    2.4 ... The following gas price adjustment have reported: US$1.85/mmbtu for Pusri's plant numbers 11, III and IV,been reported: US$1.00/mmbtu for Pusri's plant US$1.50 for Pusi plant number l-B. PK Gresik numbers 11, 111 and IV, US$1.50 for Pusri Plant numberI-B, for export US$1.85; PK Gresik .

    3. Implementation experience (Page vi.. para 9) AdditionalPage 3, point 9 * Pusri Holding was formed on 7 August, 1997, comprising PT.

    Pusri as holding and PT Pupuk Kaltim, PT Petrokimia Gresik,PT Kujang and PT Pupuk Iskandar Muda respectively assubsidiaries.

    * The main goal of the holding among others are: to improvenational productivity and efficiency as well as competitive and

  • No. Subject World Bank Comment and Recommendation Correction

    to gain the synergy effect in the future business development.* The holding policy on the synergy program are as follows:

    a. Marketing Aspect:=> Fertilizer product is mainly for domestic user and the

    excess will be exported.=> The export point through Bontang port (PT Pupuk Kaltim)

    and Lhok Seumawe port (PT PIM) based on the least costdistribution principle and better price.

    b. Production Aspect:

    r Fertilizer plants will be operated as optimum as possibleaccording to the design capacity by implementingbenchmarking program.

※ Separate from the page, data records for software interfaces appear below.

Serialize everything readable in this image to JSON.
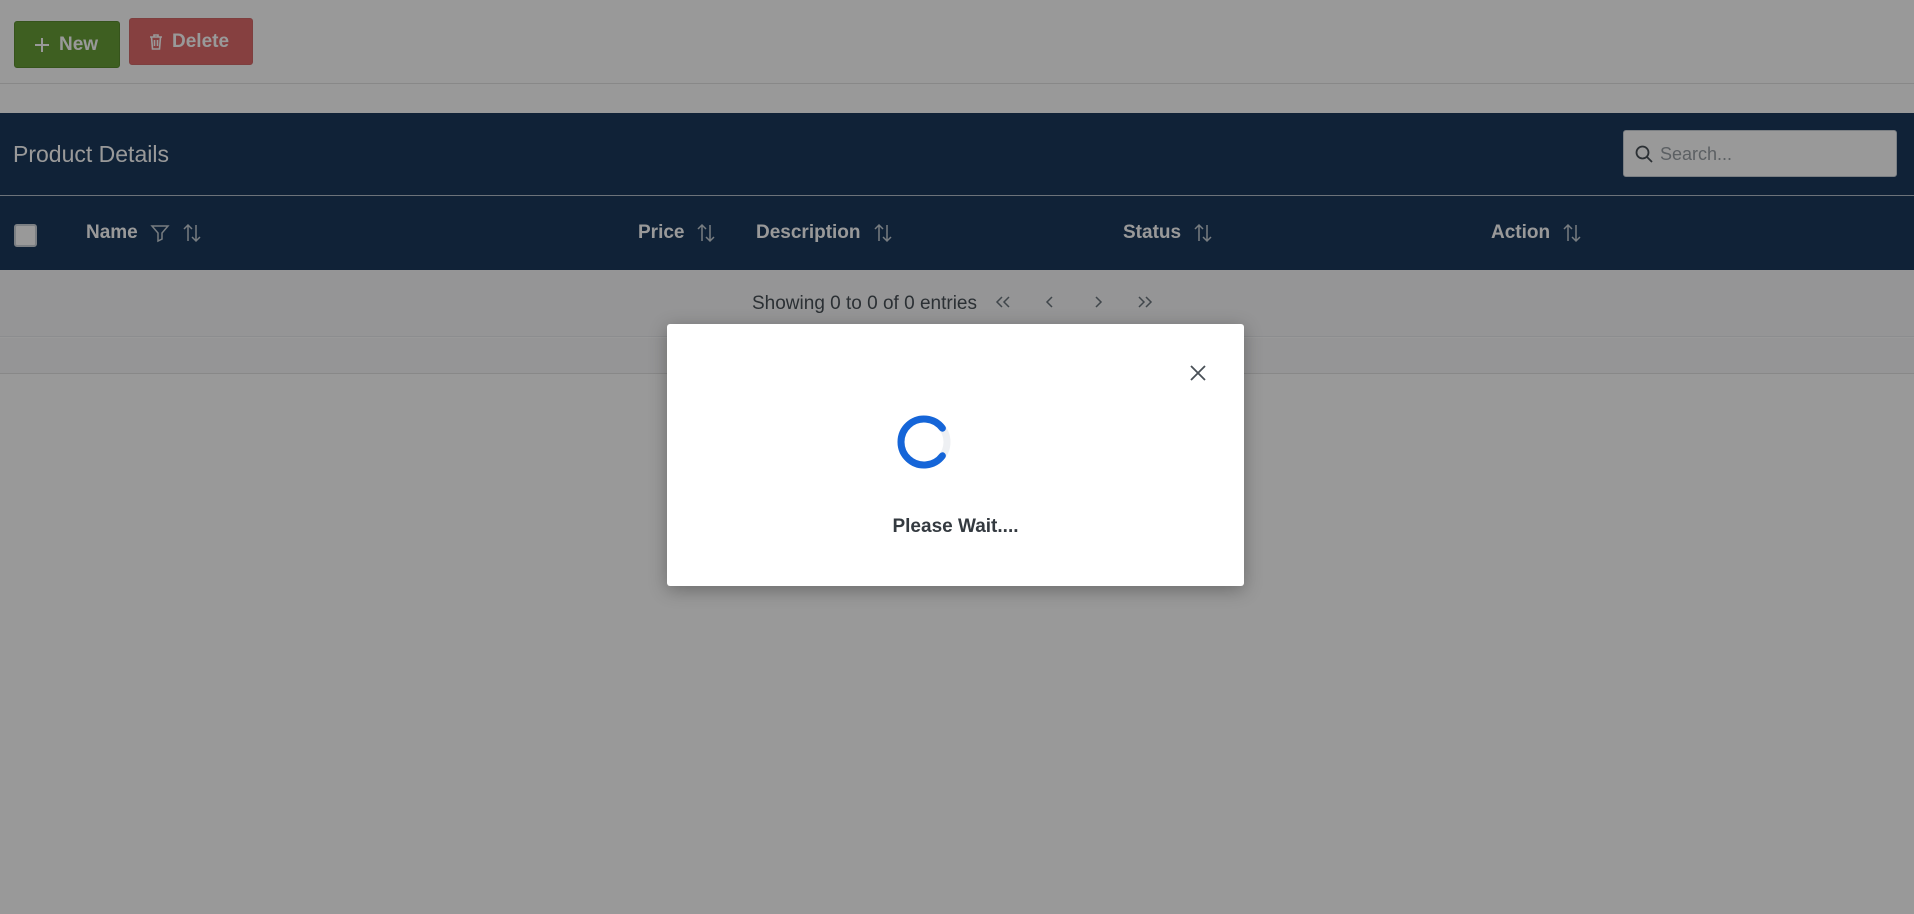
{
  "toolbar": {
    "new_label": "New",
    "delete_label": "Delete"
  },
  "table": {
    "title": "Product Details",
    "search_placeholder": "Search...",
    "columns": {
      "name": "Name",
      "price": "Price",
      "description": "Description",
      "status": "Status",
      "action": "Action"
    },
    "paginator_text": "Showing 0 to 0 of 0 entries"
  },
  "dialog": {
    "message": "Please Wait...."
  },
  "colors": {
    "header_bg": "#1b3a5c",
    "new_button": "#689f38",
    "delete_button": "#d32f2f",
    "spinner": "#1565d8"
  }
}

    c. Finance Aspect: Io

    : Fund and financial management will be implementedeffectively and efficiently based on the cost and benefitanalysis.

    d. Development Aspect:

    = Business development plan will be carried out based onresources availability.

    => The similar project proposed by the group member ofholding will be decided based on the most profitablelocation.

    ze. Engineeringf& Other Technical Services Aspect:

    => Working facilities and other technical services will be

  • No. Subject World Bank Comment and Recommendation Correction

    utilized fully for internal requirement prior to outsoarcingand the outside marking as well.

    .=> The above facilities will be managed based and businessorientation by utilizing available resources.

    Additional:a. Information on Fertilizer Sector Policies

    + Restructuring and deregulation on the distribution andmarketing will be done phase by phase considering subsidizedand non subsidized fertilizers, the type of the fertilizer andutilization on the fertilizers.

    + Experiences showed when the Indonesian Government liftedsubsidy of KCI fertilizer, the demand dropped almost half ofthe initial consumption due to the increased price.

    + As far as the rice price controlled by Government, all the ofarmers requirement to the produce rice should be controlled aswell. Otherwise the farmers will be reluctant lo-grow rice.

    + The success of deregulation program depend on the lowdistribution cost and the adequate supply of fertilizer to thefarmer.

    b. Information on Fertilizer Demand Projections

    * The national fertilizer requirement plan did not consider thesoil analysis and various constrain. Instead the fertilizerrequirement was planned by agricultural official both from thenational and the provincial level. Pusri which is responsible>for the fertilizer distribution for the agriculture evaluates the zfertilizer requirement, and considers the pasi fertilizerconsumption to insure adequate supply. t;

  • No. Subject World Bank Comment and Recommendation Correction

    5. Environmental Management (Page 4 para 17) Corrected should beProgram Page 7. 2.10. For air quality, the program is just beginning as the standards

    2. 10. For air quality, the program is just beginning as will not be enacted until late 1997 and emission monitoring hasthe standards will not be enacted until late 1997 and begun since PGCs adopting ISO 14000.mission monitoring has not begun.

    (Page 4 para 19)6. PT Petrokimia Gresik Page 7. Corrected should be

    Restructuring 2.12. The new ammonia and urea plants have been 2.12. The new ammonia and urea plants have been placed inplaced in service since 1994 and modernization of PK service since 1994 and modernization of PK Gresik's phosphoricGresik's phosphoric acid and AS facilities has been acid and sulfuric acid (SA) facilities has been completed and incompleted and in operation since 1996. operation since 1996.

    Note: Please refer to new paragraph numbers. in parenthesis as report numbering was changed.